science environment

Managers Likely To Cancel West Coast Sardine Fishery

By Cassandra Profita (OPB)
April 7, 2015 12:30 a.m.
A sardine boom that peaked in 2007 has apparently gone bust. The population is so low this year, managers may not be able to open a fishery.

A sardine boom that peaked in 2007 has apparently gone bust. The population is so low this year, managers may not be able to open a fishery.

Courtesy of NOAA's Southwest Fisheries Science Center


The Pacific Fishery Management Council has yet to make the final call, but initial reports indicate there aren't enough fish to open a sardine fishery on the West Coast this year.

That's bad news for several fishing towns in Oregon and Washington, where the majority of the West Coast sardines were landed in the past several years, and where some processors focus primarily on sardines.

The latest population estimates show sardines have fallen below the 150,000 metric ton cutoff for opening a West Coast fishery.

Kerry Griffin, who manages sardines for the Pacific Fishery Management Council, said the numbers have been going down for several years. Now it's to the point where the council will likely close the sardine fishery altogether. He expects a lot of discussion at the council meeting this week about how many sardines other fisheries should be allowed to catch incidentally while targeting mackerel and squid.  The exact reason for the population crash is a mystery, he said, but sardines are well-known for having natural boom and bust cycles.

Griffin said the sardine fishery used to be more concentrated in California when the population was small, but in recent decades it expanded and has had a big economic impact along the Oregon and Washington coasts.

"It's a significant thing off Oregon and Washington," he said. "Although sardine fishing doesn't generate the kind of money other fisheries do, it's a very important source of income for small communities up and down the West Coast. A couple million dollars processed out of Westport, Washington, or Astoria has a big impact."

Port of Astoria Commissioner Bill Hunsinger said numerous processors in Clatsop County handle sardines. Altogether, they've been known to process 8,000 tons of sardines a day during the peak of the summer season.

"You think of the man hours to process 8,000 tons," he said. "That put a lot of people to work here. It has a tremendous impact on Clatsop County."

About a hundred boats participate in the West Coast sardine fishery. Their fish can be worth up to $20 million a year, depending on the catch. Several processing plants in Oregon and Washington focus primarily on sardines.

Ben Enticknap of the environmental group Oceana said the council should have acted sooner  by closing the sardine fishery before the population dropped so low.

"We've been warning for years that they've been overfishing and the sardine population is collapsing," he said. "It's a really dire situation that we're in right now. Marine wildlife are starving due to a lack of prey, the sardine population is collapsing and it's impacting the health of our ocean ecosystem and it's also going to impact people."

A new study released Monday found fishing can worsen the natural population crashes in forage fish species.

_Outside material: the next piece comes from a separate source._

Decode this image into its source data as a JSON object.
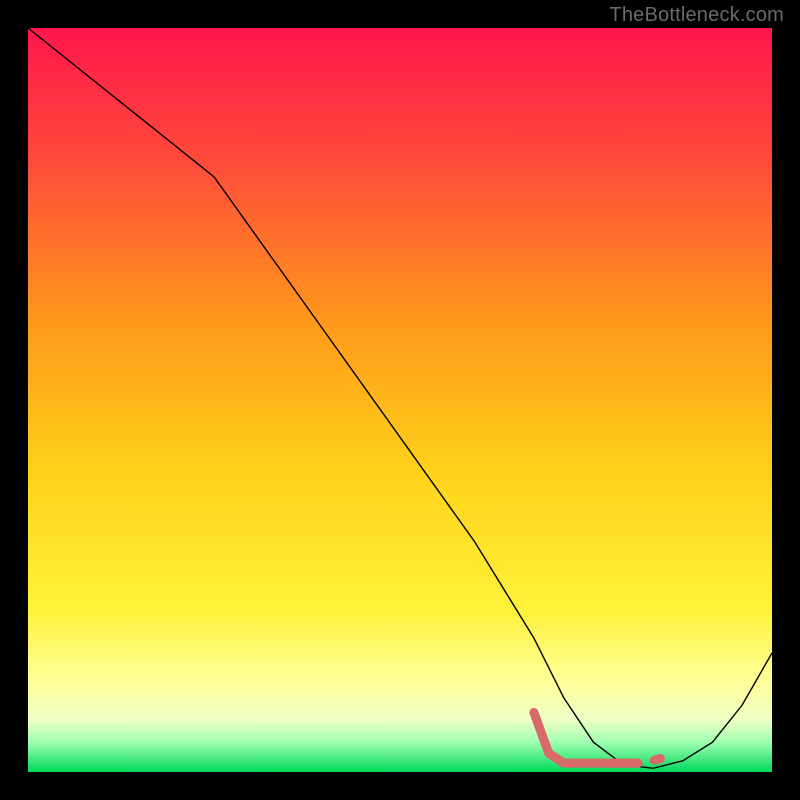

Enticknap said he thinks the Pacific Fishery Management Council allowed fishermen to catch too many sardines, and that means it could take longer for the population to recover than it otherwise would.

"The past three years there has been overfishing while the population has been in this collapse," he said.

Griffin said closing the fishery doesn't mean managers allowed too much fishing.

"We have a pretty conservative approach to harvest of sardines," he said. "The management of the fishery is happening the way it's supposed to. When there's a lot of fish around, we allow moderately more fishing and when the fish are headed in the wrong direction, we ratchet it down until we close it."

Sardine fisherman Ryan Kapp whose dad co-owned the Astoria Pacific Seafoods sardine processing plant in Astoria, said people in the industry saw the downward trend, and they were ready for it because the boom and bust cycle of sardines is well known.

"You knew full well going into it that it was a cyclical deal," he said. "Guess we'll just kick back and relax for another 30 years."

Kapp said boats that were catching squid before the sardine population took off can go back to catching squid. Others may switch to shrimp or whiting fisheries. His dad already sold his sardine processing plant to another company that wanted it for cold storage.

"So, you kind of go 'OK. Mother Nature's doing her thing. Time to shift gears,'" Kapp said. "I'll go back to Alaska, which is where I was back in 1998-99 when this whole thing started. I'll go back and fish salmon. It still sucks. It was a great fishery."

His biggest complaint is that some people are trying to blame the population crash on overfishing.

"It's not an overfishing thing–at least not on this go-round," he said. "It's been responsibly managed."

Mike Okoniewski works for Pacific Seafoods, which owns numerous processing plants on the West Coast. He also sits on a board that advises the Pacific Fishery Management Council on sardines. He said it's pretty clear that the sardine population has reached the end of another cycle. His business will be hurt by a sardine fishery closure, he said, but maybe not as much as other processors who focus more exclusively on sardines.

"It'll be punishing for some guys more than others," Okoniewski said. "Sardines will be missed, for sure. I think this chapter in sardines is probably over for the time being. I'm not sure if I'll be around when they come back."